Gates vs. Congress on military spending priorities
Winslow T. Wheeler, Director of the Straus Military Reform Project, discusses the fight between Secretary of Defense Robert Gates and Congress over the Pentagon budget, the neglect of U.S. combat training in favor of expensive weapons systems, the University of Massachusetts at Amherst study of military spending and job creation and how Congress would rather chase Pentagon pork than perform its oversight obligations.
MP3 here. (23:20)
Winslow T. Wheeler writes regularly for Counterpunch.org, where his article “Back From the Dead: Pentagon Pork!” appears. Wheeler spent 31 years working on Capitol Hill with senators from both political parties and the Government Accountability Office, specializing in national security affairs. Currently, he directs the Straus Military Reform Project of the Center for Defense Information in Washington. He is author of The Wastrels of Defense and the editor of a new anthology: ‘America’s Defense Meltdown: Pentagon Reform for President Obama and the New Congress’.
In the Senate, Wheeler worked for Jacob K. Javits, R-N.Y., Nancy L. Kassebaum, R-Kan., David Pryor, D-Ark., and Pete V. Domenici, R-N.M. He was the first, and according to Senate records the last, Senate staffer to work simultaneously on the personal staffs of a Republican and a Democrat (Sens. Pryor and Kassebaum). In 2002, Wheeler authored an essay, under the pseudonym “Spartacus,” about Congress’ reaction to the Sept. 11, 2001, terrorists attacks (“Mr. Smith Is Dead: No One Stands in the Way as Congress Lards Post-September 11 Defense Bills with Pork”). When Senators complained about Wheeler’s criticisms, he was invited to resign from his position with the Republican staff of the Senate Budget Committee. He is now a senior fellow and director of the Straus Military Reform Project at the Center for Defense Information.
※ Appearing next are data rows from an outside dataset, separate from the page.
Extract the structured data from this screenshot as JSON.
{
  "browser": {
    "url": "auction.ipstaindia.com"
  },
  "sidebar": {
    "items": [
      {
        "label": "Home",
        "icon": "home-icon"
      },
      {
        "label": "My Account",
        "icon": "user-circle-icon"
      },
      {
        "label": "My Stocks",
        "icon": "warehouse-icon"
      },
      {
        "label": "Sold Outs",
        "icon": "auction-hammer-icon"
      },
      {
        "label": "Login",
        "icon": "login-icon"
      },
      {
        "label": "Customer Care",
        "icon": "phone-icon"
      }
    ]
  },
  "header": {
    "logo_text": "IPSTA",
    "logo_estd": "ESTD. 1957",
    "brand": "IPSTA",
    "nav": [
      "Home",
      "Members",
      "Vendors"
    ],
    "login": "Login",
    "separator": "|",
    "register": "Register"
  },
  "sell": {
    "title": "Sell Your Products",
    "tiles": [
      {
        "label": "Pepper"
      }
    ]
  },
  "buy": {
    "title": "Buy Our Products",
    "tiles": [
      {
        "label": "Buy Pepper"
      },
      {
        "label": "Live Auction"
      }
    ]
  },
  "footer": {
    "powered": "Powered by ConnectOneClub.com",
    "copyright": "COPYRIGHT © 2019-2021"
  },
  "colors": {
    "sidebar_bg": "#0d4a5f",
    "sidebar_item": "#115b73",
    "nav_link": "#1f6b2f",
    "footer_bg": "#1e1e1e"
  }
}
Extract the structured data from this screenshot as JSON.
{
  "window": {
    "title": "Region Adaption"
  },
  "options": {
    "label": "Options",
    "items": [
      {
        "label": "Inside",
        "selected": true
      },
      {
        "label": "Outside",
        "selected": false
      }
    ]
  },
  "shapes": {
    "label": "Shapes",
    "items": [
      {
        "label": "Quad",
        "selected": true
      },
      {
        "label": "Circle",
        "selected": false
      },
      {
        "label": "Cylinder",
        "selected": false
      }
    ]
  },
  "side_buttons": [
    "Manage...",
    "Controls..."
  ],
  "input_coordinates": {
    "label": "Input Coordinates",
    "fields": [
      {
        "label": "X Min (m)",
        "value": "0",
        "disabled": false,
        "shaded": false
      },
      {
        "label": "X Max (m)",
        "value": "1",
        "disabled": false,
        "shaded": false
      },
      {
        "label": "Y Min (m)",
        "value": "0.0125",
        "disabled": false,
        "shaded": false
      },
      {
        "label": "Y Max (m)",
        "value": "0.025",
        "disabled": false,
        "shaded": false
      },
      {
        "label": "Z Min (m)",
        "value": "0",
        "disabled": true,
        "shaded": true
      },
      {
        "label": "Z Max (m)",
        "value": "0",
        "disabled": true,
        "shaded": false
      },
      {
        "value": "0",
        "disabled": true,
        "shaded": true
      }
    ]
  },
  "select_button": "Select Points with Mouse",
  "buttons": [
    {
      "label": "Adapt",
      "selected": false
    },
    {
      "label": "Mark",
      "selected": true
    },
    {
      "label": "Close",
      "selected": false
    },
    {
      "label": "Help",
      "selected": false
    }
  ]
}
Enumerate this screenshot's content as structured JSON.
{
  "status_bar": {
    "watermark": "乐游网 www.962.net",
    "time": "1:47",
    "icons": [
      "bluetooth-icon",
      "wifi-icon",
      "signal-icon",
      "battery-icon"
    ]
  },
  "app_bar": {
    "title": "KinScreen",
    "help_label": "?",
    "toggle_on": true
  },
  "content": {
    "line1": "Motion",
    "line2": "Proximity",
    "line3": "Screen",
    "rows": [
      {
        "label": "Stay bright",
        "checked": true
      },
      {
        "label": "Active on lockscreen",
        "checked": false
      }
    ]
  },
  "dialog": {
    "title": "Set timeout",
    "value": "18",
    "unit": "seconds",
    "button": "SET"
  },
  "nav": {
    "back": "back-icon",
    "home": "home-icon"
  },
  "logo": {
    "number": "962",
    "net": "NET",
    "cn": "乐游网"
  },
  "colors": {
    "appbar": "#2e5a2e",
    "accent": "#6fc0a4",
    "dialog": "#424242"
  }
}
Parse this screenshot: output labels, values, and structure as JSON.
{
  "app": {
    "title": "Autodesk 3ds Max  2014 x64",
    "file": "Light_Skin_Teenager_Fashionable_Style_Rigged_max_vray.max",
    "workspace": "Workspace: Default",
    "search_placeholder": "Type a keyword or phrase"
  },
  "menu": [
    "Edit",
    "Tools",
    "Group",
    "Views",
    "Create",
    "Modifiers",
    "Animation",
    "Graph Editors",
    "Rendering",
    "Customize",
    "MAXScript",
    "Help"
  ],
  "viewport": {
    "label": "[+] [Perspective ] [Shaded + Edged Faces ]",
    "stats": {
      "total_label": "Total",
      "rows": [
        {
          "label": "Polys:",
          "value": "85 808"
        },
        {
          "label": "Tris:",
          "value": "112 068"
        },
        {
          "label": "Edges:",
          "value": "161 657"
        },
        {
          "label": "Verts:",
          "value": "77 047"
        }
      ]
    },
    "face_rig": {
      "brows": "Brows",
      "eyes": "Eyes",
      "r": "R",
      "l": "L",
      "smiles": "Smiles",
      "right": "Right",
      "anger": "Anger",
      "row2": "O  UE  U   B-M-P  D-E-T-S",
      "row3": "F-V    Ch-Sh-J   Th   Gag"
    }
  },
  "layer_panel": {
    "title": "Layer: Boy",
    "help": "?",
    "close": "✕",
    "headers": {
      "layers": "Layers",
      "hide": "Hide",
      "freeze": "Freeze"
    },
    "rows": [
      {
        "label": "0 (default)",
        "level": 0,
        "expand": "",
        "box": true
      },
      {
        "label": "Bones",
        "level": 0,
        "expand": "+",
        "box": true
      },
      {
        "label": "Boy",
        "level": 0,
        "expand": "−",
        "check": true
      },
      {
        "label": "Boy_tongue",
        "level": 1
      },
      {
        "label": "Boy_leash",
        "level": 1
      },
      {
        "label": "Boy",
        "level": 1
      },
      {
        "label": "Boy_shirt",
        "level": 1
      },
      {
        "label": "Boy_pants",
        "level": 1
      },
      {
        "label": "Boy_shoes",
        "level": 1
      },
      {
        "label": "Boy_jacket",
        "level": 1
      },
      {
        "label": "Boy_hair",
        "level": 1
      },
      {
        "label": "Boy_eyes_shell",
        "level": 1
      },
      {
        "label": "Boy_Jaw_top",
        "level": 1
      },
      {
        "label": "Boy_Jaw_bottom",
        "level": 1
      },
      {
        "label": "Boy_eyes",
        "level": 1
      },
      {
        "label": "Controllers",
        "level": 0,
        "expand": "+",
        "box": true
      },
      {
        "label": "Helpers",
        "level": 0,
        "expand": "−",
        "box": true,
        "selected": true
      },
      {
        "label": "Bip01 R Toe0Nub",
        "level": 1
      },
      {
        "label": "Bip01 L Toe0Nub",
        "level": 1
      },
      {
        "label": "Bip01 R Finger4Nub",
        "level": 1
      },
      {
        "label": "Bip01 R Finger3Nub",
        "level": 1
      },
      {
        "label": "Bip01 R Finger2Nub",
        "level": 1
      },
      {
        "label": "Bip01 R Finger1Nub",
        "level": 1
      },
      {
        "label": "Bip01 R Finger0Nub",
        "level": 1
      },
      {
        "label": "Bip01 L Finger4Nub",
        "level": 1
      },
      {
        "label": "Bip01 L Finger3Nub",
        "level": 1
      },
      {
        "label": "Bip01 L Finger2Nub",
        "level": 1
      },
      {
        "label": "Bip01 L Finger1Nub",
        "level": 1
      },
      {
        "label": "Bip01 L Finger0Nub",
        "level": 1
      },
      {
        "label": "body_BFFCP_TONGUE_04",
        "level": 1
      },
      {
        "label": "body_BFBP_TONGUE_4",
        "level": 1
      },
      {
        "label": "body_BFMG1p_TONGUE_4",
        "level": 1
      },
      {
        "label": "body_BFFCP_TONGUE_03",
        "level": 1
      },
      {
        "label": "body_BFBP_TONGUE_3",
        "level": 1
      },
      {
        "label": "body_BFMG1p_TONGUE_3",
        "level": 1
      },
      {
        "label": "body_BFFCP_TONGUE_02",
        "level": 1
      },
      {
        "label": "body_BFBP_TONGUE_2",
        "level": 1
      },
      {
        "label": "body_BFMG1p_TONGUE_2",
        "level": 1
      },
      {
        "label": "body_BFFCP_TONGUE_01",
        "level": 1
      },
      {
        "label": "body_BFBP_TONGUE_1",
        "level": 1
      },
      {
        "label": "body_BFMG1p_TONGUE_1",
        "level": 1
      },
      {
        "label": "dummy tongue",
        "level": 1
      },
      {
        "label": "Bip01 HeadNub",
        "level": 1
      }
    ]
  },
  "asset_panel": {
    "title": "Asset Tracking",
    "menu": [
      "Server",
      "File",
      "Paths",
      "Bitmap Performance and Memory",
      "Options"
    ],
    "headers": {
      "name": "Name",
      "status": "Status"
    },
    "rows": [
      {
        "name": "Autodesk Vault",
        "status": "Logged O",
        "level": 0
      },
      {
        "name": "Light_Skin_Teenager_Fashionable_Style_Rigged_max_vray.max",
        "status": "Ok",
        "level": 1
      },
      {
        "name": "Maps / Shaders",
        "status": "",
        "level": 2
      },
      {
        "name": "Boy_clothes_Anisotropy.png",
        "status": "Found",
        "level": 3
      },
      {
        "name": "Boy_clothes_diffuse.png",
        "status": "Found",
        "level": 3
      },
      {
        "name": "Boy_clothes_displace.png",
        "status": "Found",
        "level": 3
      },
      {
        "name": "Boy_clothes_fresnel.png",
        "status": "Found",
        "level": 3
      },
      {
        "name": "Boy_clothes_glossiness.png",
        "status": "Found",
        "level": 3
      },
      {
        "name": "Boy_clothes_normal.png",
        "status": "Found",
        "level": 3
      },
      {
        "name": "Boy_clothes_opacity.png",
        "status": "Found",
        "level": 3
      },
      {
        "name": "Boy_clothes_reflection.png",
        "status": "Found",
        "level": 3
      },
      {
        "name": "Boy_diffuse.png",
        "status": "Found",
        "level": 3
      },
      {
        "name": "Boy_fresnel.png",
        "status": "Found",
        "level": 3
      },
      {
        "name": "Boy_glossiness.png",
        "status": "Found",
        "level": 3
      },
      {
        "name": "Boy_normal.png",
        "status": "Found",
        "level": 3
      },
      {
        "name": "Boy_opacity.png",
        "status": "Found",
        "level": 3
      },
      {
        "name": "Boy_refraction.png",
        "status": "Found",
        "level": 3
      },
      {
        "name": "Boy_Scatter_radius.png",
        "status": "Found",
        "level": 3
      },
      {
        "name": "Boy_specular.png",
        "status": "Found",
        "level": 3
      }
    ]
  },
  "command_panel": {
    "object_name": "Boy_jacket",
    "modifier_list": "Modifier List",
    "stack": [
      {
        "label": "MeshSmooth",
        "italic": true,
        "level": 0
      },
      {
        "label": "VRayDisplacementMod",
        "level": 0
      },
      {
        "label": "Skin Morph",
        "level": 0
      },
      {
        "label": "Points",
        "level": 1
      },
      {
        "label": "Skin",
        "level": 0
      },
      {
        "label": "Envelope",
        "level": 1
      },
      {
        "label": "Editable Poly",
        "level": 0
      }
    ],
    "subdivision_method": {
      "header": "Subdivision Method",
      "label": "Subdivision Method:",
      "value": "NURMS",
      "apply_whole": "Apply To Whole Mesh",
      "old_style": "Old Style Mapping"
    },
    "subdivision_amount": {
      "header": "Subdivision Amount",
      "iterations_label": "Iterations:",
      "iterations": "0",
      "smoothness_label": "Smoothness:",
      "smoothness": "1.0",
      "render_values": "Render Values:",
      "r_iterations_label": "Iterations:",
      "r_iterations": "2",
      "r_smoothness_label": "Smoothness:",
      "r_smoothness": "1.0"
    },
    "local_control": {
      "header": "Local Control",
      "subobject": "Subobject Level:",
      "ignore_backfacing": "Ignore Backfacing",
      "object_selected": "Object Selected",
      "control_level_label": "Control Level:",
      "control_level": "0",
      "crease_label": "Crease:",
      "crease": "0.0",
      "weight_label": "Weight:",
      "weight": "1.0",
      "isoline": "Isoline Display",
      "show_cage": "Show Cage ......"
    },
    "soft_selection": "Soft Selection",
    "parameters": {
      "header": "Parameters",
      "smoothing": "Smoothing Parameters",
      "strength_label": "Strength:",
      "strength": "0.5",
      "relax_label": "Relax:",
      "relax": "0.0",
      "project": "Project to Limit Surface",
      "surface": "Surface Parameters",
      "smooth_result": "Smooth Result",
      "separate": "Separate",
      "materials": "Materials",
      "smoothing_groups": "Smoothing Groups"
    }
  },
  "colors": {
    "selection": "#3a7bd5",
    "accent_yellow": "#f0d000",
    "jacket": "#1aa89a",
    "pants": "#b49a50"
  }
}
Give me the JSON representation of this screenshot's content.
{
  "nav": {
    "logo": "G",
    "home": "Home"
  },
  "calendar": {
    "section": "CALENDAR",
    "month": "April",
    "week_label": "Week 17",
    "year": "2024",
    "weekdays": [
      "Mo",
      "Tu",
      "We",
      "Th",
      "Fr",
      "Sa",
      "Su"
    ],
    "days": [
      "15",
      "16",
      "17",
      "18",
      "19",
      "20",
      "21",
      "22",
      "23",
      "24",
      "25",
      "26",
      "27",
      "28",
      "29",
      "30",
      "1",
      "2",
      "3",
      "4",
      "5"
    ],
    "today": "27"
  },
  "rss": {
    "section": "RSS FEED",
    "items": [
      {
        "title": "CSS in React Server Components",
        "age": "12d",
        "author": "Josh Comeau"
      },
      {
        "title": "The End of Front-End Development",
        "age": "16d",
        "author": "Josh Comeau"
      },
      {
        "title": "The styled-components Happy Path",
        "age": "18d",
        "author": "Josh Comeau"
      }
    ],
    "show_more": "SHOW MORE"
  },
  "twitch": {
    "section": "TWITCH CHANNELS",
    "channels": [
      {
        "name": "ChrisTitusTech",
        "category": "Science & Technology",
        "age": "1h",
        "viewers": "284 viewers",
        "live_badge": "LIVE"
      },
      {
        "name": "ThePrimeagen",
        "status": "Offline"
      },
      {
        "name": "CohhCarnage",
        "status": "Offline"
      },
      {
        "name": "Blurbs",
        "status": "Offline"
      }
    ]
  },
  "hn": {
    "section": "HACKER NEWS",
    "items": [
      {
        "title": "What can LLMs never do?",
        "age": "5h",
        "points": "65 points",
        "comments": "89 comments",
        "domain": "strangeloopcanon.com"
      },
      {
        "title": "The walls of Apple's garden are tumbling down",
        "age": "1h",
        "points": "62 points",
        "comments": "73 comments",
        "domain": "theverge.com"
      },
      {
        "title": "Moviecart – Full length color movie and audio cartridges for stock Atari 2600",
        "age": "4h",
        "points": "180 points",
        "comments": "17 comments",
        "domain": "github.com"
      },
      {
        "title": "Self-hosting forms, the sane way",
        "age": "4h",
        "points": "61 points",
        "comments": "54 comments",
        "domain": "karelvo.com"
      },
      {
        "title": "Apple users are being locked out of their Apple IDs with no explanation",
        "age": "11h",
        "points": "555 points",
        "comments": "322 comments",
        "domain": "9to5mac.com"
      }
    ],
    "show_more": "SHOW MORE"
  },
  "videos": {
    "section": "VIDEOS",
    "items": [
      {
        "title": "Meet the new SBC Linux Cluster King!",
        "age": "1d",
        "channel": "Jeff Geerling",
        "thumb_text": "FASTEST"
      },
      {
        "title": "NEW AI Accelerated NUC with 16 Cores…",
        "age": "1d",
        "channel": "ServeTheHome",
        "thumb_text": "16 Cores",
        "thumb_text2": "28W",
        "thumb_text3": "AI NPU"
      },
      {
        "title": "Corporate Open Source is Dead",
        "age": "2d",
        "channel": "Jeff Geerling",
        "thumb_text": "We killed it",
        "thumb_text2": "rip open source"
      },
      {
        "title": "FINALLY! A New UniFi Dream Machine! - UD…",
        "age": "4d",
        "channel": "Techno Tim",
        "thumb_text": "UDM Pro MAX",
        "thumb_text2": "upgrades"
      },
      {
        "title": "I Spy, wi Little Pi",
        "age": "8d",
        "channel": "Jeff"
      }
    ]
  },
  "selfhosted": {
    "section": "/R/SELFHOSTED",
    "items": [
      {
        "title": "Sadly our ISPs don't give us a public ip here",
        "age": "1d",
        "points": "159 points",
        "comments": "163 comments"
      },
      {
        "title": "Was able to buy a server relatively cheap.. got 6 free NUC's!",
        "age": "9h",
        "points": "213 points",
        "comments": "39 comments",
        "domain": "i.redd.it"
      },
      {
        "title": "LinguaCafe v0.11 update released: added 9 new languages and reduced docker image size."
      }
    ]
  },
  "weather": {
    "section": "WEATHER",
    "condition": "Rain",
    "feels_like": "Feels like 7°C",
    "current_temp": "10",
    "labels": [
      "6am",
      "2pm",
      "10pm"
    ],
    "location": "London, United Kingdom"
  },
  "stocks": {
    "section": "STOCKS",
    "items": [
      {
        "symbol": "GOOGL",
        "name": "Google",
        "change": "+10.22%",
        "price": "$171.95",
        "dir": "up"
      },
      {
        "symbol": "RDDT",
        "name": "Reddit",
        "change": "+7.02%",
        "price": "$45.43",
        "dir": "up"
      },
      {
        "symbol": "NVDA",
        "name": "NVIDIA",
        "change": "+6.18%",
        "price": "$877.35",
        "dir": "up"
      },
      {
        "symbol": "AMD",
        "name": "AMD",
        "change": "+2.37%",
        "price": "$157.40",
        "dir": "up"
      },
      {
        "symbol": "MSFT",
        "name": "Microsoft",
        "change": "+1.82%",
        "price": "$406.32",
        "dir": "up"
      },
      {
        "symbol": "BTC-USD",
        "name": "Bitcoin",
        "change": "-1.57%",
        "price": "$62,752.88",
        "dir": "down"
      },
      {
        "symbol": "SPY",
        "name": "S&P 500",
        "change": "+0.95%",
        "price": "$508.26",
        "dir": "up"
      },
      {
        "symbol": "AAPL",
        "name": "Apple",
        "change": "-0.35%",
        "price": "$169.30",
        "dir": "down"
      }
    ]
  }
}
Wheeler authored a 2002 essay on Congress’ authorization of war against Iraq, “The Week of Shame: Congress Wilts as the President Demands an Unclogged Road to War,” and he wrote various commentaries on Congress and national security, which have appeared in The Washington Post, Proceedings of the Naval Institute, Government Executive, Defense Week, Barron’s, Army Times, CounterPunch, and elsewhere. As a Senate staffer, Wheeler worked extensively on hundreds of bills and amendments that are now U.S. law. These included the War Powers Act, multiple proposals to reform Pentagon procurement, and to require more realistic weapons tests and more accurate reports about them to the secretary of defense and Congress. While at the GAO, Wheeler directed comprehensive studies on the U.S. strategic-nuclear triad and the air campaign of Operation Desert Storm. Both studies found compelling evidence that prevailing conventional wisdom about the performance of both U.S. and foreign weapons systems, such as Soviet strategic nuclear delivery systems and U.S. “high tech” tactical weapons, was highly inflated and unsupported by the evidence available in the Department of Defense.